In most countries the police carry guns. In Britain, however, this is extremely unusual Policemen do not, as a rule, carry firearms in their day-to-day work, though certain specialist units are trained to do so and can be called upon to help the regular police force in situations where firearms are involved, e.g. terrorist incidents, armed robberies etc. The only policemen who routinely carry weapons are those assigned to guard politicians and diplomats, or special officers who patrol airports.
In certain circumstances specially trained police officers can be armed, but only with the signed permission of a magistrate.
All members of the police must have gained a certain level of academic qualifications at school and undergone a period of intensive training. Like in the army, there are a number of ranks: after the Chief Constable comes the Assistant Chief Constable, Chief Superintendent, Chief Inspector, Inspector, Sergeant and Constable. Women make up about 10 per cent of the police force. The police are helped by a number of Special Constables — members of the public who work for the police voluntarily for a few hours a week.
Each police force has its own Criminal Investigation Department (CID). Members of CIDs are detectives, and they do not wear uniforms. (The other uniformed people you see in British towns are traffic wardens. Their job is to make sure that drivers obey the parking regulations. They have no other powers — it is the police who are responsible for controlling offences like speeding, careless driving and drunken driving.)
The duties of the police are varied, ranging from assisting at accidents to safeguarding public order and dealing with lost property. One of their main functions is, of course, apprehending criminals and would-be criminals.
Cesare Lombroso (1836—1909)
Professor Lombroso is a criminologist whose views, though not altogether correct, caused a lot of interest and made other people look into the problem of crime in a more scientific way. He is regarded as the father of the scientific study of criminals, or
Lombroso studied at the universities of Padua, Vienna, and Paris, and later he became a professor of psychiatry and forensic medicine, a director of a mental asylum.
In an enormous book called The Criminal, he set out the idea that there is a definite criminal type, who can he recognised by his or her appearance. Some of what he said is difficult to believe. For example, he said that left-handed persons have a criminal instinct. Among the things he considered important were the shape of the head, colour of the hair, the eyes, the curve of the chin and forehead and if the ears stick out
Lombroso's theories were widely influential in Europe for a time, but his emphasis on hereditary causes of crime was later strongly rejected in favour of environmental factors.

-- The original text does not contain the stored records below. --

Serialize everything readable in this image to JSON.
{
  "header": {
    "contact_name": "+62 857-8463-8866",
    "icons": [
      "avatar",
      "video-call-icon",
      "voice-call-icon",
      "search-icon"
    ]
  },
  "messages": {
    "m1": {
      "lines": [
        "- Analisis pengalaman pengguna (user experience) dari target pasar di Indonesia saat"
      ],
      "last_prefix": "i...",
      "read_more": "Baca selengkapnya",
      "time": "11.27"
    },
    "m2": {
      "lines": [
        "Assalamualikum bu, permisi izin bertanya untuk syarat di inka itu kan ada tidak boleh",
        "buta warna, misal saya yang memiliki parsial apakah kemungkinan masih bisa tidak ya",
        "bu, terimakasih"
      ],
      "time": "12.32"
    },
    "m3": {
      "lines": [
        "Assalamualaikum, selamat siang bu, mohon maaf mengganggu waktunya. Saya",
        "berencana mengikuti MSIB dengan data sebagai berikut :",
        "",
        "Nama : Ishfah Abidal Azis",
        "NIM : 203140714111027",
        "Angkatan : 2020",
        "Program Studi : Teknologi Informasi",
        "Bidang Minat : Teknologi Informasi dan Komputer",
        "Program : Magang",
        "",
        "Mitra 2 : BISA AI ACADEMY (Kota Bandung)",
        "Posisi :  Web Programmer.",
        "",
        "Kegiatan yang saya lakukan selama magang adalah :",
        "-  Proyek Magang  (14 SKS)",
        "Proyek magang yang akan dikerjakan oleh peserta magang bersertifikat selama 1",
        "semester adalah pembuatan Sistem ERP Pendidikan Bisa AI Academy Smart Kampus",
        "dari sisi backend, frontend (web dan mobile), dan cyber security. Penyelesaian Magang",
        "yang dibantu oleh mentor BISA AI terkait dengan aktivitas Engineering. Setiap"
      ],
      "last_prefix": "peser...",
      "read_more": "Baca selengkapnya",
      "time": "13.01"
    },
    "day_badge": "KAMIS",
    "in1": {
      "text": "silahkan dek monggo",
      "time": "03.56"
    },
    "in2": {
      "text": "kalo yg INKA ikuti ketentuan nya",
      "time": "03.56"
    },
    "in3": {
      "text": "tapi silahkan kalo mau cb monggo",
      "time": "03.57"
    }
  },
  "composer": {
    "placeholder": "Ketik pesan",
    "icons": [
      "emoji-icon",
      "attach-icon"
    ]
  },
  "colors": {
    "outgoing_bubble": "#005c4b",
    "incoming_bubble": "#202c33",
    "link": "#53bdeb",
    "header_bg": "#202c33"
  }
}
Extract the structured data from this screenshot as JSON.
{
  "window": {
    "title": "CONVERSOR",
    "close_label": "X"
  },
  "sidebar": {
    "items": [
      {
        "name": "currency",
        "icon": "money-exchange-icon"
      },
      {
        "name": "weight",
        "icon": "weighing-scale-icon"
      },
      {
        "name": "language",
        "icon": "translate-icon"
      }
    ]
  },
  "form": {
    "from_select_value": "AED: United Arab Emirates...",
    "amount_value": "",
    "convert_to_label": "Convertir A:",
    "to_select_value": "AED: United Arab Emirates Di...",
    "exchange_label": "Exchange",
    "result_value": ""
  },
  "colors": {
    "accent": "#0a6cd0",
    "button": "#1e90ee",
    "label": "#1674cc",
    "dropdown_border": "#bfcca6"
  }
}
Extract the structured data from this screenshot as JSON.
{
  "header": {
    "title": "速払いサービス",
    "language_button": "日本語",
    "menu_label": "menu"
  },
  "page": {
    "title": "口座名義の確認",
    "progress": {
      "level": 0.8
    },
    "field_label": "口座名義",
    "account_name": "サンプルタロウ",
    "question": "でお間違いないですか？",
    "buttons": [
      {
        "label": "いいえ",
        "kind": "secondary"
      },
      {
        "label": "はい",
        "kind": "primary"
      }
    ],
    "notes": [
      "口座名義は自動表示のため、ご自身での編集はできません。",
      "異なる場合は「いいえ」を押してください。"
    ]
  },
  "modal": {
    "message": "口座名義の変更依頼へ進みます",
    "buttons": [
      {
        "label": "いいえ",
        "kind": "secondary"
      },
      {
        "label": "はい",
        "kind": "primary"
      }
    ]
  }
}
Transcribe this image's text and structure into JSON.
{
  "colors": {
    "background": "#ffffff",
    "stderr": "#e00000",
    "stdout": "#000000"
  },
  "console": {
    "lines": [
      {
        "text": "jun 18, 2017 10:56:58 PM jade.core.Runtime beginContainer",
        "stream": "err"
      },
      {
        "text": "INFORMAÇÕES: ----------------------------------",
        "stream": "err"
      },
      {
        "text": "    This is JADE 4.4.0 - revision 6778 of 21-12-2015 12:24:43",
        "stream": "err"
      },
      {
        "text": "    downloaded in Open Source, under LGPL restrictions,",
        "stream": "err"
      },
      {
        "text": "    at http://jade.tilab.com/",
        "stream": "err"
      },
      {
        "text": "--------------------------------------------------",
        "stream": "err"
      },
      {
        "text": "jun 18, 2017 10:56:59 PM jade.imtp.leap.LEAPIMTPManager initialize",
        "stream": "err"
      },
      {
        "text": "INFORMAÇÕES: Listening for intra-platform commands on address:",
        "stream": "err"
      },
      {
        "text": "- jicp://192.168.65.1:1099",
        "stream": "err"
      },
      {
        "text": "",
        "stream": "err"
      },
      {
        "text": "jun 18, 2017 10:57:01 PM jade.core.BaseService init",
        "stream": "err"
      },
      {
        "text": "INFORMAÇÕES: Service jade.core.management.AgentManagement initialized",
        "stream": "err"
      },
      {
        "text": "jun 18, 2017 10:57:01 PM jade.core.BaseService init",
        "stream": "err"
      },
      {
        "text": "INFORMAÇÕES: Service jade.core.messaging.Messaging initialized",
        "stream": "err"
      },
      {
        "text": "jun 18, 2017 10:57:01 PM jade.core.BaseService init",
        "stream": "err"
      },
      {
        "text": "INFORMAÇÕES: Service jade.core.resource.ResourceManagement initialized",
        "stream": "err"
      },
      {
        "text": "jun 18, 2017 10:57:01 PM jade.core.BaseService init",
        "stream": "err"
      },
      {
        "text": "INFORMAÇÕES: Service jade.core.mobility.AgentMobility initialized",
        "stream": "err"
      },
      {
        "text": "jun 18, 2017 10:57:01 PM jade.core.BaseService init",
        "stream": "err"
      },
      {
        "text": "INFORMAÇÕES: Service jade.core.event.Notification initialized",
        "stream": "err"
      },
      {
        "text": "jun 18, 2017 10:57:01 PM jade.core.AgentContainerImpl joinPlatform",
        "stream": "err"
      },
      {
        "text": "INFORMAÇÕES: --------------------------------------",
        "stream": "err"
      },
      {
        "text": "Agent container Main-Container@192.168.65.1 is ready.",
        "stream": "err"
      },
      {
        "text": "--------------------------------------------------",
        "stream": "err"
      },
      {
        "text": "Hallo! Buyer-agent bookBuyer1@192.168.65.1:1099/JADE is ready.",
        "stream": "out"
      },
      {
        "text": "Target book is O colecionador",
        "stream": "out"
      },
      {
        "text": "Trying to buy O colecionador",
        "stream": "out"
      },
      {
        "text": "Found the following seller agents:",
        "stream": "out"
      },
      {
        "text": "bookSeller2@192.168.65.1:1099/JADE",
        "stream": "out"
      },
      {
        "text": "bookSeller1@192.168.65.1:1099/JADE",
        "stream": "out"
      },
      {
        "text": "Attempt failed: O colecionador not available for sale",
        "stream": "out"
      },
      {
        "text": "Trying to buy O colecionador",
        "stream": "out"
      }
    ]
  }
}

Lombroso tried to reform the Italian penal system, and he encouraged more humane and constructive treatment of convicts through the use of work programs intended to make them more productive members of society.